(Assigned task)
In the data that follows, find each line containing "Rotation" and copy it.

(Items from an interface collection)
****************
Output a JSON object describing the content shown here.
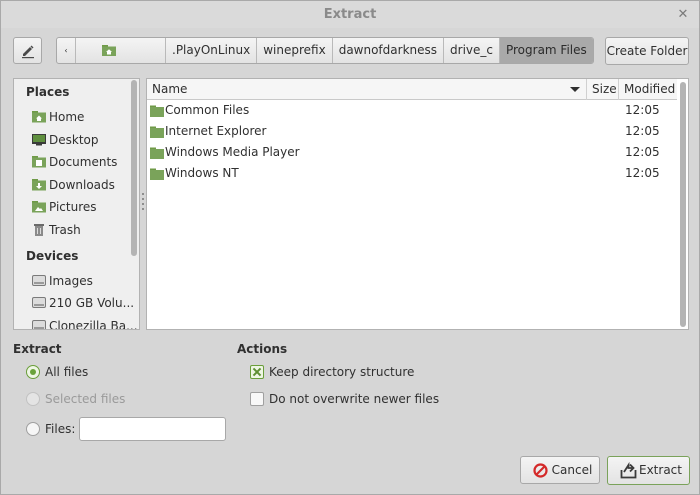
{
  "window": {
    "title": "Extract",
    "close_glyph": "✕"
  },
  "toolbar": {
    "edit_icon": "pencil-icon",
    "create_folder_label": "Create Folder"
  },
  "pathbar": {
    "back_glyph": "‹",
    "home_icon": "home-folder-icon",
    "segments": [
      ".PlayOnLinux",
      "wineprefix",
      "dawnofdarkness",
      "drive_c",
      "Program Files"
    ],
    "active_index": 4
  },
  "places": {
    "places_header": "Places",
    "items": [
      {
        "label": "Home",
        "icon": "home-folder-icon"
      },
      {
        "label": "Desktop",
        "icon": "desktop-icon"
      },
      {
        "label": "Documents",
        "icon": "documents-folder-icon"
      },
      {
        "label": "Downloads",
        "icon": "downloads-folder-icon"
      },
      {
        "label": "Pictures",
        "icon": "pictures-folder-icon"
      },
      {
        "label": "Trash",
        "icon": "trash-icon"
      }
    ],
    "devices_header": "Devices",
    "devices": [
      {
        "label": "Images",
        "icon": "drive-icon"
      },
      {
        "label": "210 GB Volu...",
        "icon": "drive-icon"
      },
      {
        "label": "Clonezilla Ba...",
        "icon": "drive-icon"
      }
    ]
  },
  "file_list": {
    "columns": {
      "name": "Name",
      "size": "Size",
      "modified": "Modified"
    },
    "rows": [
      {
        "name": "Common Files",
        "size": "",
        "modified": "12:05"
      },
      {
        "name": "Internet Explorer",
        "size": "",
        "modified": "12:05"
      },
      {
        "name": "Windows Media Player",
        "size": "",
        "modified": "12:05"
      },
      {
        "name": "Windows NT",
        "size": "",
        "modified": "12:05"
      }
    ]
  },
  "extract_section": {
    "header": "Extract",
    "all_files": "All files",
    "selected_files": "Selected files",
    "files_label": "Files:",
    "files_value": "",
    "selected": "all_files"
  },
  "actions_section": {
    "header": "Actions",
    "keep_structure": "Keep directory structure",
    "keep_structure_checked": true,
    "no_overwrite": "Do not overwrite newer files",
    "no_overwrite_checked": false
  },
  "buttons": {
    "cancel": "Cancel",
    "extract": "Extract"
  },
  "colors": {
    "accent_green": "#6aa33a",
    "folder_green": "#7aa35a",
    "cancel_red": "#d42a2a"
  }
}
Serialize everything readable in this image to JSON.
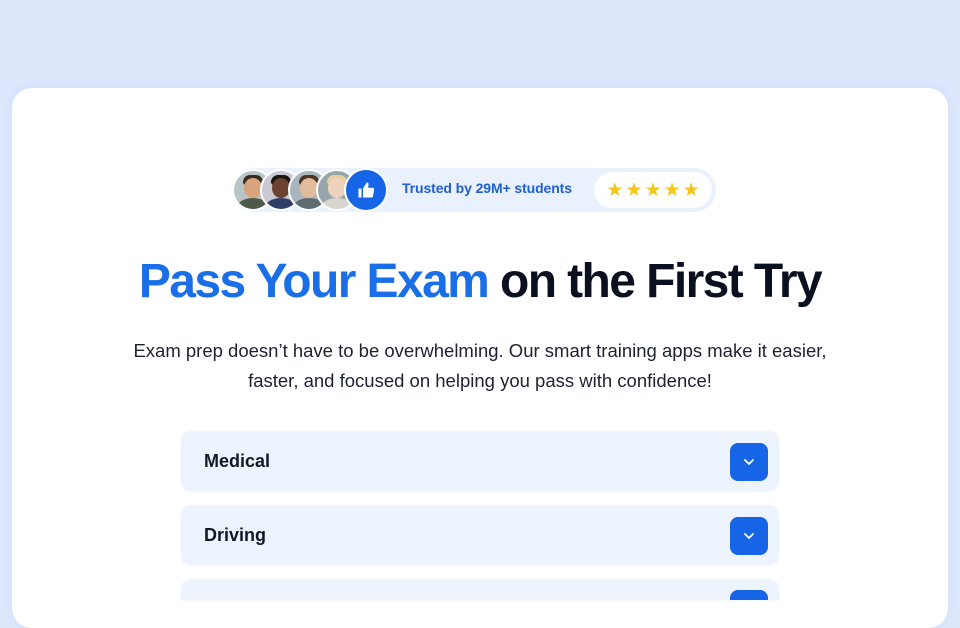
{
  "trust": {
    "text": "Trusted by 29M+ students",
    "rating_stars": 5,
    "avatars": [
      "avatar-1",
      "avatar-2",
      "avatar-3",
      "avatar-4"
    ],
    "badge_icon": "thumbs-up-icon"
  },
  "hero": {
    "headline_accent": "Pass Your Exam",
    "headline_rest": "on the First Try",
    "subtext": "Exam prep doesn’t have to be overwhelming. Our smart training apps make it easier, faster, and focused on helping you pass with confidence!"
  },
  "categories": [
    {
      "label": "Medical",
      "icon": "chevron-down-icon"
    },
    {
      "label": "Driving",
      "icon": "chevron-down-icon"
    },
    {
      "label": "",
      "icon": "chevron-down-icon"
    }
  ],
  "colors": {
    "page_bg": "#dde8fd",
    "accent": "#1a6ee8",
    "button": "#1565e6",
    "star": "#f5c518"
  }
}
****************
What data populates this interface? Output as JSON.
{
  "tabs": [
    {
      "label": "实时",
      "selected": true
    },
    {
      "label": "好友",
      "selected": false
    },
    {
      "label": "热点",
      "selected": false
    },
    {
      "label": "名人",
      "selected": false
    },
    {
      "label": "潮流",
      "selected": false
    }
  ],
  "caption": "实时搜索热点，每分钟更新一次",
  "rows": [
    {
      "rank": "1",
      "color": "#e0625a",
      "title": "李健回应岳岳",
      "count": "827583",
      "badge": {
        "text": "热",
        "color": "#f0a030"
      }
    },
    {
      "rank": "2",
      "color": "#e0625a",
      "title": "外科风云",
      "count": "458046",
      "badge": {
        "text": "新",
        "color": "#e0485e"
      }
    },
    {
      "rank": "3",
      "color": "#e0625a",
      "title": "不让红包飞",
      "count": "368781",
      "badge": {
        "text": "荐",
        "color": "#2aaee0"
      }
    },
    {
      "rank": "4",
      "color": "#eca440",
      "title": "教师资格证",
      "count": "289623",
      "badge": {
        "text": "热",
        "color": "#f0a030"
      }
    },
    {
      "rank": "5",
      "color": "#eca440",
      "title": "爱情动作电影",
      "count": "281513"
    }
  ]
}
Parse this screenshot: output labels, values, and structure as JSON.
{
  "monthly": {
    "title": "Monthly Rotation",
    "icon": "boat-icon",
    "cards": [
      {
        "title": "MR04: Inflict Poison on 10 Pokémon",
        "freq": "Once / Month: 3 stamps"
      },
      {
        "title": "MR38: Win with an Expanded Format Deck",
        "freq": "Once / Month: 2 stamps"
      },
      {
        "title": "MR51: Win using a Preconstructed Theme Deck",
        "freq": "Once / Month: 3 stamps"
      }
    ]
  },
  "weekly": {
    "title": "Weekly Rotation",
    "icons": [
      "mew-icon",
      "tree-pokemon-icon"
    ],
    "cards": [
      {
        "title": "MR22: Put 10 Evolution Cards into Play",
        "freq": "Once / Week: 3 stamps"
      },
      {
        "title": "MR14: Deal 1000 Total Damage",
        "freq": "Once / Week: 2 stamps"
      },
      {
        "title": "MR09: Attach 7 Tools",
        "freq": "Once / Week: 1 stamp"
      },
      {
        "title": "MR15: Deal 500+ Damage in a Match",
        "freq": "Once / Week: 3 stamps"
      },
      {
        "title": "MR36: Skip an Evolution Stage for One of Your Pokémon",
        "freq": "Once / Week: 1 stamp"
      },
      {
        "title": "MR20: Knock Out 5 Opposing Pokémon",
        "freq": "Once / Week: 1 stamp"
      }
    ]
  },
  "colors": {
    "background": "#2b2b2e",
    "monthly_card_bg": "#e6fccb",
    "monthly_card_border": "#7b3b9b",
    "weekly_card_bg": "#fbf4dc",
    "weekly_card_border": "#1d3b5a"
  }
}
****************
(Task answer)
    "title": "Monthly Rotation",
    "title": "Weekly Rotation",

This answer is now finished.